Jody Wilson-Raybould entered the political arena and navigated similarly treacherous paths in a way that unabashedly stood upon and foregrounded Indigenous values, laws and governance. These principles were meaningful to many Indigenous peoples and Canadians.
She was subjected to the fiercest political scrutiny an Indigenous woman has faced in Canada. She made us proud; she makes us proud.
We feel similarly about Archibald. The two political spheres they navigated are different, but their practices look the same and both have produced the same result.
Positions, institutions and systems of Canadian power
The AFN is intimately tied to the federal government and has been since it was the National Indian Brotherhood. AFN National and Regional Chiefs are savvy about the positions, institutions and systems of Canadian power.
Perhaps AFN has adopted the unpleasant politics of the settler state as its own?
While we consider the AFN’s relevance, we wait for Canada to reject colonialism and embark on relationships with Indigenous peoples on a nations-to-nation basis, where it can respect Indigenous governance orders that uphold Indigenous leaders regardless of gender.
We wait for a Canada that can work effectively with authentic principled leaders such as the Jody Wilson-Rayboulds, RoseAnne Archibalds, Cindy Blackstocks, Ellen Gabriels and Molly Wickhams of the world for the creation of a new Canada.
We want Indigenous organizations that can work with them as well.
While we wait, we continue to seek and expect transformative politics. We, and many, many others, petition.
We petition creation and our own spirits, our kin and communities; we petition the teachings of the past, present and future; and, we petition authentic principled Indigenous leaders to keep the embers of our nations on our lands and waters glowing, despite the overbearing oppression of the ugly politics still in play.
This is good Indigenous governance, and it begins within each of us.
waaseyaa’sin Christine Sy, PhD (Anishinaabe Nation, Lac Seul First Nation)
Associate Professor, Gender Studies, University of Victoria

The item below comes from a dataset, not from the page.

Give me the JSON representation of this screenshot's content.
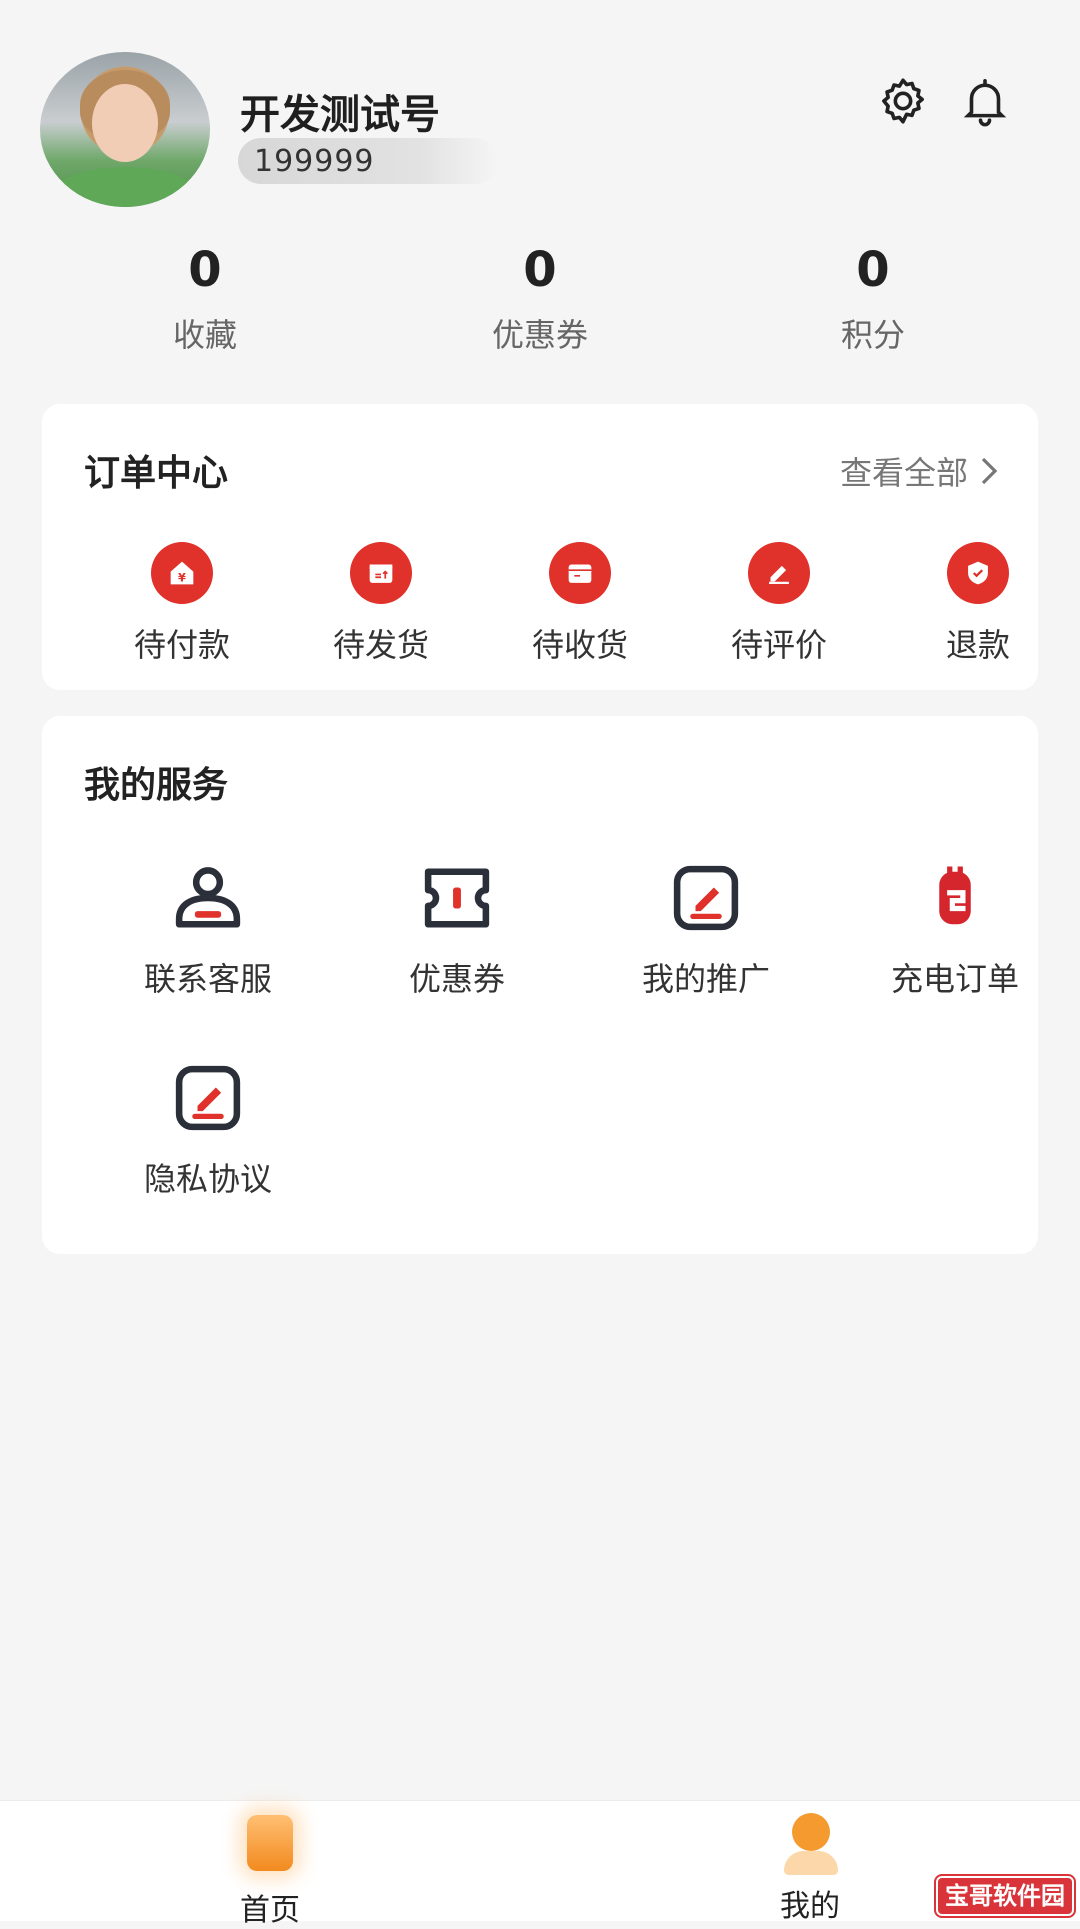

Joyce Green, PhD (Ktunaxa Nation, Yaqit ʔa·knuqⱡiʔit First Nation)
Professor Emerita, Department of Politics and International Studies, University of Regina [email protected]